Article written by Gerald Flood, Winnipeg Free Press dated May 7, 2006.I met a man at Island Lake this winter who told me he expected to make $400,000 this year, and next year and the year after that. His goal, he said, was to make $2 million over the next five years.
Does he make that much? Who knows. But chances are he could because there is money to be made on even the poorest reserves, it just usually isn't. Most reserve residents in the three First Nations at Island Lake, Garden Hill, St. Theresa Point and Waasagomach - subsist on welfare. The $400,000 dollar man came to mind this week when I read that Ron Evans, Grand Chief of the Manitoba Assembly of Chiefs, was "frustrated to the point of anger" that the federal budget did not include the $5-billion Kelowna accord promised to First Nations people by Paul Martin last fall. Instead of the first $1 billion this year, the budget contained $450 million, or $710,000 per reserve in Canada. I can understand Evans' frustration; more is often better than less, but that is not what reminded me of the 400,000-dollar man. Evans went on to say that "We have crime and health and education and infrastructure issues like the rest of the country, but for some reason (Prime Minister Stephen) Harper misses that point." Well, perhaps Harper does miss that point. But Evans seems to have missed a point too - which is that the rest of the country doesn't rely solely on Ottawa to deal with the costs of crime and health and education and infrastructure issues. The rest of the country works and pays taxes to three levels of government and to school boards. Which is not to say that First Nations people would not do the same if they had the opportunity; it's just that they don't, which is why no reasonable amount of transfer will ever by enough. And that's what got me thinking about the 400,000-dollar man. The most recent audited information pertaining to the three First Nations at Island Lake shows that last year Ottawa gave the bands just under $68 million, or about $8,500 per capita.

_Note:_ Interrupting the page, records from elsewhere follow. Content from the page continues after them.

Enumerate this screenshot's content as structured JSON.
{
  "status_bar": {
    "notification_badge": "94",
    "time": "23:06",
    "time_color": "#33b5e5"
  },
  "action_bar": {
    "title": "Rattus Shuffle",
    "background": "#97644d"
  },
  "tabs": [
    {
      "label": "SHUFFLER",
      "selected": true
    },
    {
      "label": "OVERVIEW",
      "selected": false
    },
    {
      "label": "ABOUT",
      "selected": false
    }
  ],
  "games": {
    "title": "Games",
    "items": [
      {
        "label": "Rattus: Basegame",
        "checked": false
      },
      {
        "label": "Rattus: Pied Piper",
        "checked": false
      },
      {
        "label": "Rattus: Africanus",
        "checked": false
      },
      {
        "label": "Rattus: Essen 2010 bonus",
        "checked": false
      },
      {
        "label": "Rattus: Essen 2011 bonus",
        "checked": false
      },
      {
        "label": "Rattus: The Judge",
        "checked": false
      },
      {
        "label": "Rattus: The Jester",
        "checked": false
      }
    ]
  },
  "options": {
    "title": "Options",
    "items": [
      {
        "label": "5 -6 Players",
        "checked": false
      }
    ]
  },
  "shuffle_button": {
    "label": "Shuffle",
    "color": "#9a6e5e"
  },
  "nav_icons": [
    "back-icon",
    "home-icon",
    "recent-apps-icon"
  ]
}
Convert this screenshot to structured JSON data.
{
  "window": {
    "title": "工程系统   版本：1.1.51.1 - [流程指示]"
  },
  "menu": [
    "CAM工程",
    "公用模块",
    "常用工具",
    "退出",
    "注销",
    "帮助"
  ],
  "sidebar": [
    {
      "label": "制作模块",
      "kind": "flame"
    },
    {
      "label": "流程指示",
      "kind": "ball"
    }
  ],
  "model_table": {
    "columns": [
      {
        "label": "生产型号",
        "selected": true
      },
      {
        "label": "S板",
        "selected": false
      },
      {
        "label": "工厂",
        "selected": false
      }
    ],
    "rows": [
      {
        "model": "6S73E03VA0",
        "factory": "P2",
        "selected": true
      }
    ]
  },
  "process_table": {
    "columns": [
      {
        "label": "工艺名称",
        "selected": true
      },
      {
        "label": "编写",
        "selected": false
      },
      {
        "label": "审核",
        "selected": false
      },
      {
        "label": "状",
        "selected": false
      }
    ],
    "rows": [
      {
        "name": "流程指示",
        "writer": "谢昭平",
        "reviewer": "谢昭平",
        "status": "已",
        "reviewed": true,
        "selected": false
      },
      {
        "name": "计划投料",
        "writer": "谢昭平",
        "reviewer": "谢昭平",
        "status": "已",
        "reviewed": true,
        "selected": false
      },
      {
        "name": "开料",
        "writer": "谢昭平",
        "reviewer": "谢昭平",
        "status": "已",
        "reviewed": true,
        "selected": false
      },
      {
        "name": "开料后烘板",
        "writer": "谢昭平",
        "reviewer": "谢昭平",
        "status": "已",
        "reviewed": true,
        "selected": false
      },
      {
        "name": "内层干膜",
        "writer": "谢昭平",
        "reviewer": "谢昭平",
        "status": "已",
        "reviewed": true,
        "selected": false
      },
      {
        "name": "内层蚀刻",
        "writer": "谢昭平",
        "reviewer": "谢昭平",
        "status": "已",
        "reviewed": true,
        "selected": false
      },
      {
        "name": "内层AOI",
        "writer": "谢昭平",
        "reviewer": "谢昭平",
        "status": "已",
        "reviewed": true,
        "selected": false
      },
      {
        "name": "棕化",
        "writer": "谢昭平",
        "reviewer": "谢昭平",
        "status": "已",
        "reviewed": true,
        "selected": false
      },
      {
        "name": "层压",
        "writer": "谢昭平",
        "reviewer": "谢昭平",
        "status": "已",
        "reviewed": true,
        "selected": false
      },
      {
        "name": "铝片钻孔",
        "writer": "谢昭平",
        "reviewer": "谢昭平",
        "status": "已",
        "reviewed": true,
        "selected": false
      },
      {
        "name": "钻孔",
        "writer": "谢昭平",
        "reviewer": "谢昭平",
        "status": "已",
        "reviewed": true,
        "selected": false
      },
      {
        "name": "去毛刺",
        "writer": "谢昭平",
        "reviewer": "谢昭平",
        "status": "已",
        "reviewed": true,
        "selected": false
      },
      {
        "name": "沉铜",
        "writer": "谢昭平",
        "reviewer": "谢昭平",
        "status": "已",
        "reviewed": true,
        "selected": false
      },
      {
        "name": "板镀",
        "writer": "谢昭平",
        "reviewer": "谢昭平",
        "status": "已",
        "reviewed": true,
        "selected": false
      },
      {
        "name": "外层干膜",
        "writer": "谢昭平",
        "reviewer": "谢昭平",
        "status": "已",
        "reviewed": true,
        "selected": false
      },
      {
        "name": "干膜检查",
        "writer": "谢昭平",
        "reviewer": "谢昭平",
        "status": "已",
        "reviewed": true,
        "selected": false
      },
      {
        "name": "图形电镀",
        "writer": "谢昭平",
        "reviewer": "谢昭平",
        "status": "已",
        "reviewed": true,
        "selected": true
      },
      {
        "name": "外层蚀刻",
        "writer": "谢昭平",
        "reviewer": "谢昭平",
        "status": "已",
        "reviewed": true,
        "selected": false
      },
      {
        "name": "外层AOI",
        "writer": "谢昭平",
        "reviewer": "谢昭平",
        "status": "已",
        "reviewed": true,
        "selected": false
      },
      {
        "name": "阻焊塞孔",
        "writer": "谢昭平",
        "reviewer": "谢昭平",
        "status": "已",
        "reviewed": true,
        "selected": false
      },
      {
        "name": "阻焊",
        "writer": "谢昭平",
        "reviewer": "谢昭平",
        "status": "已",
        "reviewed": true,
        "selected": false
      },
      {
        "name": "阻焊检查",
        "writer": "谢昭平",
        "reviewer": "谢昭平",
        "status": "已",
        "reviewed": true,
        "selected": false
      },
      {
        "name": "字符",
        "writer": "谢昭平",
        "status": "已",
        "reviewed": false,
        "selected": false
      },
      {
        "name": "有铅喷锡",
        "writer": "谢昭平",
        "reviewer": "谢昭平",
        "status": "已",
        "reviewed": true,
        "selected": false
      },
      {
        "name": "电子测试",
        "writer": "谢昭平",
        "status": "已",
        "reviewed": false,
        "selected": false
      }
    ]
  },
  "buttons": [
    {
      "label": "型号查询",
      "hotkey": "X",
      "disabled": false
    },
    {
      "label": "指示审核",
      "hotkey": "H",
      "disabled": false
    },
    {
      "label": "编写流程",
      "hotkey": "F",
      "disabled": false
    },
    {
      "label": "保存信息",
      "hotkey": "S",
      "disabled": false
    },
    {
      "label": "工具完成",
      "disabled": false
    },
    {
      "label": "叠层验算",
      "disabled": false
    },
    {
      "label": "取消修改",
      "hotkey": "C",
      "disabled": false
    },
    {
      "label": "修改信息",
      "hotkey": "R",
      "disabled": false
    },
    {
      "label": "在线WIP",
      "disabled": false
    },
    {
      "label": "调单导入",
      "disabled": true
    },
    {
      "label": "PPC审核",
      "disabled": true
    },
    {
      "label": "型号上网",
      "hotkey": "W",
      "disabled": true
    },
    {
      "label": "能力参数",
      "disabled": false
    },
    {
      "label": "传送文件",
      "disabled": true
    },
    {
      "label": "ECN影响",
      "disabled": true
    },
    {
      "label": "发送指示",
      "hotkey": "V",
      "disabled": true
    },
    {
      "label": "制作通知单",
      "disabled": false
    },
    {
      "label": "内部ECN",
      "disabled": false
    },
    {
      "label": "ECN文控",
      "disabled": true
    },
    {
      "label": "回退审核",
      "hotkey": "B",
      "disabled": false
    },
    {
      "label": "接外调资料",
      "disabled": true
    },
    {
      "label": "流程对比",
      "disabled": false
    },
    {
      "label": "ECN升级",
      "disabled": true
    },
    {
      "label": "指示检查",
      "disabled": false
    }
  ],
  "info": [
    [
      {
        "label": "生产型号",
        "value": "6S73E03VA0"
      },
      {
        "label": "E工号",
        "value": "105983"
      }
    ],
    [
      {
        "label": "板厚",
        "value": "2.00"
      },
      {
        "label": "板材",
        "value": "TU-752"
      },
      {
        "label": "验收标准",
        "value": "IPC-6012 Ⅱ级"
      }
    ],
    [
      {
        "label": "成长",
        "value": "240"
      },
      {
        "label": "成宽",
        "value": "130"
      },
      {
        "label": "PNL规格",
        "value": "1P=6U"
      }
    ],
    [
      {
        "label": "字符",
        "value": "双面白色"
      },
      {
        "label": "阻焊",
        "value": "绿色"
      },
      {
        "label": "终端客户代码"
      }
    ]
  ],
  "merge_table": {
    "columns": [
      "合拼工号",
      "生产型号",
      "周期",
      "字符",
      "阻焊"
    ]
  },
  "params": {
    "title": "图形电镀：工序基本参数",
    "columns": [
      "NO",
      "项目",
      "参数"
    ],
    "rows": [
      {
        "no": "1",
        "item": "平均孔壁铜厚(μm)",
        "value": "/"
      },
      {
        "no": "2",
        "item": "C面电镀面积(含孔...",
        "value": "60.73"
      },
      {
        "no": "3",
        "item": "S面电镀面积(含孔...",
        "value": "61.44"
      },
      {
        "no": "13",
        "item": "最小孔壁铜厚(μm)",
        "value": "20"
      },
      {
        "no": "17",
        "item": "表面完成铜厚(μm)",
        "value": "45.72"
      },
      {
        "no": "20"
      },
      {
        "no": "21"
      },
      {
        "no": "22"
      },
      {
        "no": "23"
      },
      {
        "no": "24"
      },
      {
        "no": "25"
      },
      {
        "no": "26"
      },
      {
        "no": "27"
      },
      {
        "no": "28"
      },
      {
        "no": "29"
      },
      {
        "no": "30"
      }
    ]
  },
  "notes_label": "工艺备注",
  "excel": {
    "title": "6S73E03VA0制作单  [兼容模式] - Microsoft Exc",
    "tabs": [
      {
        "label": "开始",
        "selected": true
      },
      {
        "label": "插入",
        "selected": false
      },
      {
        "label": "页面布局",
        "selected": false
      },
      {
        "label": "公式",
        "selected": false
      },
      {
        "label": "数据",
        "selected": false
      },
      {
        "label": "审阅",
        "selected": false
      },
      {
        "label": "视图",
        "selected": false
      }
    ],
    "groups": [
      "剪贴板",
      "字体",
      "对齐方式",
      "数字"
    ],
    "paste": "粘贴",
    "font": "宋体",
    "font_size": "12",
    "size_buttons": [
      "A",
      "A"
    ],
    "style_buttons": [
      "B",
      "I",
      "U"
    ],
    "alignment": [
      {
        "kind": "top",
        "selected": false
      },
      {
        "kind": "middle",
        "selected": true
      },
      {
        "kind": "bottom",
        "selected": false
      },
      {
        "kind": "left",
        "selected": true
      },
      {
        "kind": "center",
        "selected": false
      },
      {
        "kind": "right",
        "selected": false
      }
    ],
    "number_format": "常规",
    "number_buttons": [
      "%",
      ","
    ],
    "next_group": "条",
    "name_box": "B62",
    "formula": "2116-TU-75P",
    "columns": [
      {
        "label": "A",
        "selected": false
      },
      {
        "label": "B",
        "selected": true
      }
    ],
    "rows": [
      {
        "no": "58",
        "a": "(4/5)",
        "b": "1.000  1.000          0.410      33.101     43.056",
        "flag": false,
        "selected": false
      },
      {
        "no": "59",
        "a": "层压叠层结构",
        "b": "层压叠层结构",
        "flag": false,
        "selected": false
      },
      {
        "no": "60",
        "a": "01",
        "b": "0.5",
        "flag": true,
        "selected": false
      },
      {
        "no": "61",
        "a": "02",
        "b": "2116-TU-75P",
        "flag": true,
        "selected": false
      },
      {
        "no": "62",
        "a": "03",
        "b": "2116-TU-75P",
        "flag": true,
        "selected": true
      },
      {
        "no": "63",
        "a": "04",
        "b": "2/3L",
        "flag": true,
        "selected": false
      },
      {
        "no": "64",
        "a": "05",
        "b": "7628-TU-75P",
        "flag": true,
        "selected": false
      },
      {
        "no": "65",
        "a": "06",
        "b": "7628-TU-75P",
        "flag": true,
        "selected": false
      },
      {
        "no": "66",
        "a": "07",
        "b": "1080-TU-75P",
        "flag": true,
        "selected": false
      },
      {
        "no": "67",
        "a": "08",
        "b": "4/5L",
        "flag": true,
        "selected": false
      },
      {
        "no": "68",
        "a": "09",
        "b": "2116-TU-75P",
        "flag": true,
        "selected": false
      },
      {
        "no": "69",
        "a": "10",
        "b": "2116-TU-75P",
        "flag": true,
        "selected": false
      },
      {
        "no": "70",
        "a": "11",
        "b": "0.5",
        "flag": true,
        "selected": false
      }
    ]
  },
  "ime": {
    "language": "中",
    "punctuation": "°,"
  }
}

Granted, on an individual basis and in the absence of other incomes and in the face of high costs in communities without road links to the outside, that is not a lot of money. But in aggregate it is a lot of money. It's enough that one man can earn $400,000 a year in business in Island Lake, and there are a lot of men in business at Island Lake, just not on reserve land. What struck me when I visited the communities a year ago, and then again this March, is that there is no local economy to speak of. At St. Theresa Point, there is a Northern Store that sells everything from food to outboard motors. There is one restaurant that sells burgers, chicken strips, fried chips and eggs, coffee and pop. There is a "convenience store" that sells mostly chips and pop. The hotel, built just a few years ago, is closed for renovations, I was told. And that might be the only reason. Certainly when I stayed there last year it was already badly in need of renovations. But it just as easily could have closed for lack of cash flow. You see, when it was open it housed mostly reserve residents who had no other place to stay. How could the place possible pay its bills and run its restaurant - it was the other restaurant - without paying customers? What I have described here is pretty much the sum total of businesses to be found in St. Theresa, a community of 3,200. It's not different at Waasagomach (1,600 residents) or at Garden Hill (3,800), where it's motel-restaurant complex is closed and where the former grocery store is boarded up after failing under band management. But this makes no sense. Where is the butcher, the baker, the barber, the hairdresser? Where is the tackle shop, the hardware store, the bank? Where is the appliance store, the appliance repair shop, the arcade? Where is the garage to repair vehicles, of which there are a surprising number, including a fair number of new pickups and SUVs? The new trucks are a reminder that not everyone is unemployed at Island Lake. The band provides some work, as do the nursing station and schools. Why there are no businesses I cannot say. A lack of education and training partly explains it - if you don't know how to make money you probably won't. Without doubt the lack of private property is part of the answer - if you have no assets you have no collateral to start a business. As well, communal ownership is a disincentive to invest - why start something that can be taken away? - which explains why most private businesses are owned by white folks and are not located on reserves. What all this amounts to is an almost complete lack of a local economy. For the most part, $68 million goes into the next flight out. Money doesn't change hands and so no wealth is generated, no jobs are created, no taxes are paid and there is not nearly enought to deal with crime and education and the rest. Even if an explosion of small businesses occurred on reserves, the level of prosperity would not equal that of a small rural community in the South - the Island Lake First Nations would still be dependent on welfare because small business alone is not enough. But until there is a local economy and some form of taxation to help pay for services, Evans will remain frustrated. Not so the 400,000-dollar man.